(App and web page records)
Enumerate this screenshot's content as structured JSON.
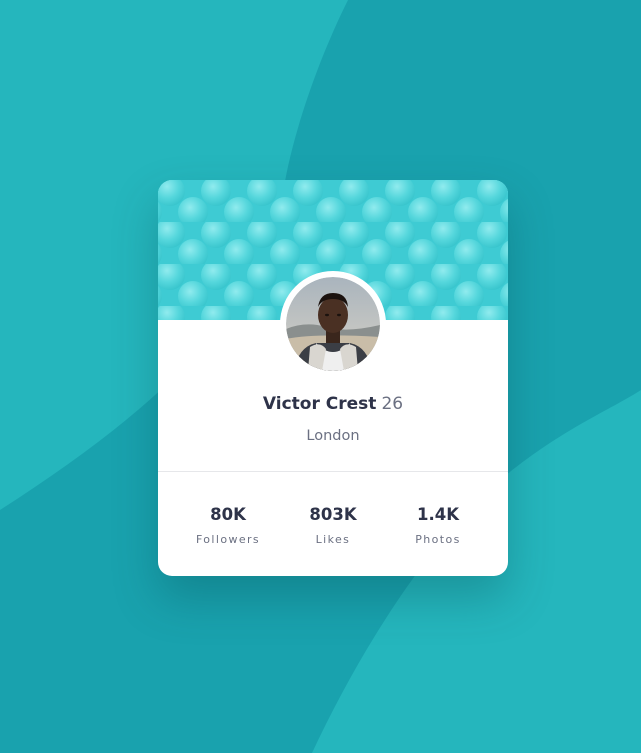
{
  "colors": {
    "background": "#19a2ae",
    "background_wave": "#25b6bd",
    "header_pattern": "#3ecbd3",
    "card": "#ffffff",
    "text_dark": "#2e3349",
    "text_muted": "#6b7082"
  },
  "profile": {
    "name": "Victor Crest",
    "age": "26",
    "city": "London"
  },
  "stats": [
    {
      "value": "80K",
      "label": "Followers"
    },
    {
      "value": "803K",
      "label": "Likes"
    },
    {
      "value": "1.4K",
      "label": "Photos"
    }
  ]
}
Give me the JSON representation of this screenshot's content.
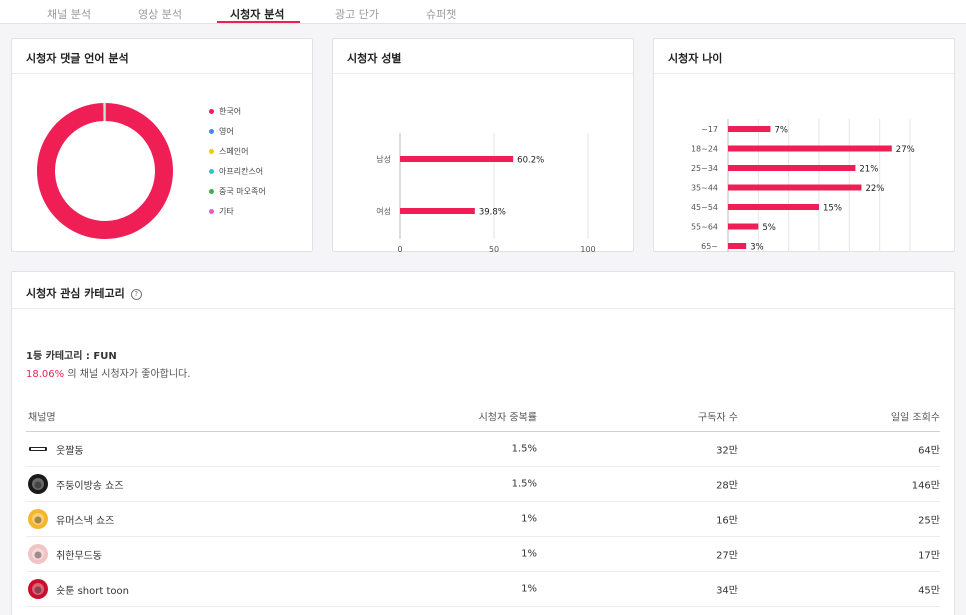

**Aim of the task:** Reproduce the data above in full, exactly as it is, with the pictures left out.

**Answer to this exercise:**
Enumerate this screenshot's content as structured JSON.
{
  "colors": {
    "background": "#19a2ae",
    "background_wave": "#25b6bd",
    "header_pattern": "#3ecbd3",
    "card": "#ffffff",
    "text_dark": "#2e3349",
    "text_muted": "#6b7082"
  },
  "profile": {
    "name": "Victor Crest",
    "age": "26",
    "city": "London"
  },
  "stats": [
    {
      "value": "80K",
      "label": "Followers"
    },
    {
      "value": "803K",
      "label": "Likes"
    },
    {
      "value": "1.4K",
      "label": "Photos"
    }
  ]
}
Give me the JSON representation of this screenshot's content.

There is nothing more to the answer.